┌─ RECORDS

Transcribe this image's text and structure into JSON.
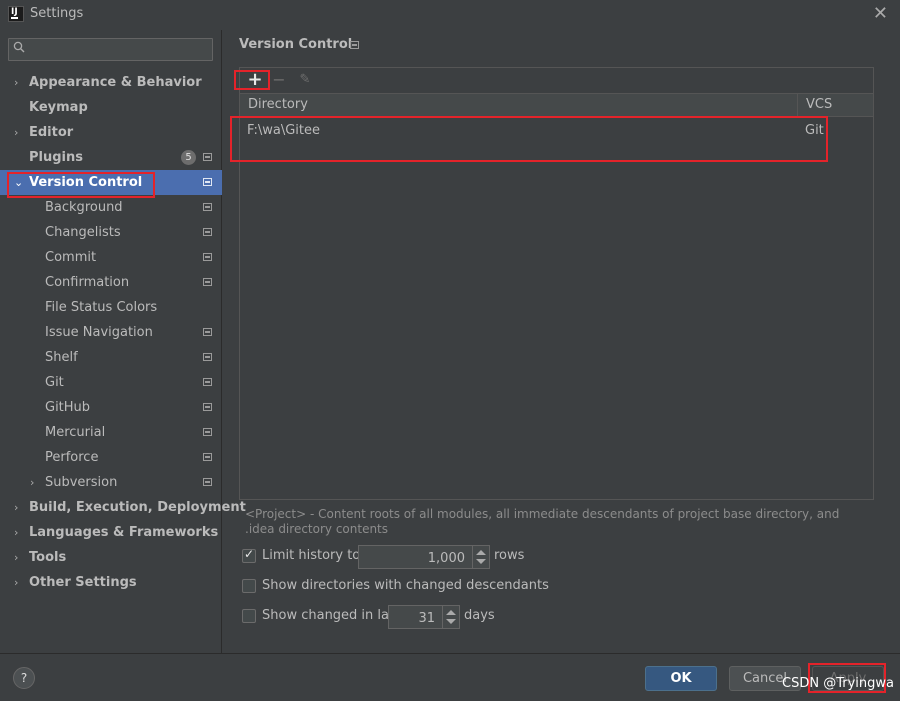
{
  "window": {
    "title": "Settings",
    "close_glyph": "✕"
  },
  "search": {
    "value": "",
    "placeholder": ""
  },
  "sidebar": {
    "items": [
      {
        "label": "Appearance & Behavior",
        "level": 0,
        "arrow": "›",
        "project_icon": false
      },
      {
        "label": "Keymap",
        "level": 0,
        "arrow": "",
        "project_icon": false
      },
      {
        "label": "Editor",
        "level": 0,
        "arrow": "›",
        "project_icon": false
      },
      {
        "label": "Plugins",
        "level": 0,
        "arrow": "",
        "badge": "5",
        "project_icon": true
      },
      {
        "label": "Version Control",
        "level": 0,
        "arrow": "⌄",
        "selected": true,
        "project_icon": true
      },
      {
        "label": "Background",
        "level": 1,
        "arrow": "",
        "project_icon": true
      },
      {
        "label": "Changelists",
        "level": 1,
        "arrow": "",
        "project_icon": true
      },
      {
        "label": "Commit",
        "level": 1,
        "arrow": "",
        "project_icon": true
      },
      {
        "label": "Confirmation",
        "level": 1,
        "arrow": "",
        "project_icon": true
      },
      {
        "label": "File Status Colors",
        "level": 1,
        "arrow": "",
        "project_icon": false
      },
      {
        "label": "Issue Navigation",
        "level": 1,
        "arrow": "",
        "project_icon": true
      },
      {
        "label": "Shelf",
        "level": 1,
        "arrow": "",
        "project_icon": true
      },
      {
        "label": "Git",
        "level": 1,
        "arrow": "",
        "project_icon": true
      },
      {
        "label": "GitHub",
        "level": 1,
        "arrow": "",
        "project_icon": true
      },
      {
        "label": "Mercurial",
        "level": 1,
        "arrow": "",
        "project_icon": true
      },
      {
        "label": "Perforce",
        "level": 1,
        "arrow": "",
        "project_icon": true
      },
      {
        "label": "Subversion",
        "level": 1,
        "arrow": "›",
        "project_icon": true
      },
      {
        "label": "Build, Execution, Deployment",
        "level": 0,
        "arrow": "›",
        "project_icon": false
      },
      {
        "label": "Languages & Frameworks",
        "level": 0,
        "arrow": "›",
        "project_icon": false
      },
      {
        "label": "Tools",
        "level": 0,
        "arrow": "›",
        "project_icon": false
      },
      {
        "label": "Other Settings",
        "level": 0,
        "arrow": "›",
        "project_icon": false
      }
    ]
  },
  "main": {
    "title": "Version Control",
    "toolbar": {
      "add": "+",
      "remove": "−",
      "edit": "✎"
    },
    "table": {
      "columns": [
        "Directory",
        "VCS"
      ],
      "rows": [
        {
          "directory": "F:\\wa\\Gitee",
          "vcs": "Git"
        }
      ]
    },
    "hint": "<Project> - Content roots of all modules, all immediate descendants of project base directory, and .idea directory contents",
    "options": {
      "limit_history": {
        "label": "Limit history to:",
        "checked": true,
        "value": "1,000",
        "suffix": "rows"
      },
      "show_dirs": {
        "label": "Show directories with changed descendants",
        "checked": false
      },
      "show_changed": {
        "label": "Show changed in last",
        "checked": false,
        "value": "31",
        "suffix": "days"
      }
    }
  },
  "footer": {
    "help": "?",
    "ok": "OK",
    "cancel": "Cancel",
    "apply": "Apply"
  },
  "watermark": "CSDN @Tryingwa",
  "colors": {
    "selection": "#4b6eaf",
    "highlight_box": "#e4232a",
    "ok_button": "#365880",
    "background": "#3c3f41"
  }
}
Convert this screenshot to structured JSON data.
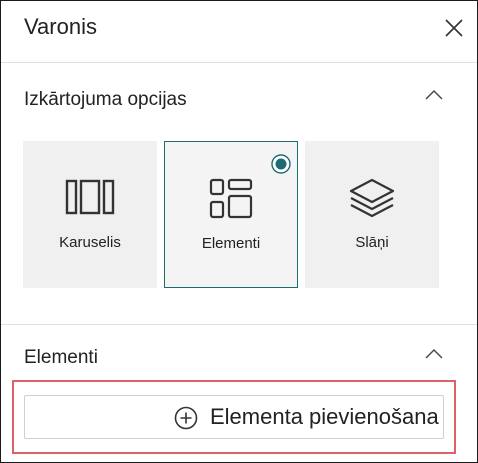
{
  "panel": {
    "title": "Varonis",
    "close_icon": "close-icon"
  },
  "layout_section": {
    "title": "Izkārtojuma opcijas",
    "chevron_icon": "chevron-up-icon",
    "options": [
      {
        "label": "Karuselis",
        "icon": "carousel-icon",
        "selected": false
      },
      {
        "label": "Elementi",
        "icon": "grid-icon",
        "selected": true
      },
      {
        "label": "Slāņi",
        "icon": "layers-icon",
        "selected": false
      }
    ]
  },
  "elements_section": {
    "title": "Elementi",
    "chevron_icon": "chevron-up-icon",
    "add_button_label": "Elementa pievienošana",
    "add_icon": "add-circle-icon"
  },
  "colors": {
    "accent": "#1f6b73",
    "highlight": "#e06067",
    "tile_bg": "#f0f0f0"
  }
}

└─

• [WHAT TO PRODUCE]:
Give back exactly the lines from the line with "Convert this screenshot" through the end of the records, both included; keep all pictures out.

• [ANSWER TO THIS EXERCISE]:
Convert this screenshot to structured JSON data.
{
  "panel": {
    "title": "Varonis",
    "close_icon": "close-icon"
  },
  "layout_section": {
    "title": "Izkārtojuma opcijas",
    "chevron_icon": "chevron-up-icon",
    "options": [
      {
        "label": "Karuselis",
        "icon": "carousel-icon",
        "selected": false
      },
      {
        "label": "Elementi",
        "icon": "grid-icon",
        "selected": true
      },
      {
        "label": "Slāņi",
        "icon": "layers-icon",
        "selected": false
      }
    ]
  },
  "elements_section": {
    "title": "Elementi",
    "chevron_icon": "chevron-up-icon",
    "add_button_label": "Elementa pievienošana",
    "add_icon": "add-circle-icon"
  },
  "colors": {
    "accent": "#1f6b73",
    "highlight": "#e06067",
    "tile_bg": "#f0f0f0"
  }
}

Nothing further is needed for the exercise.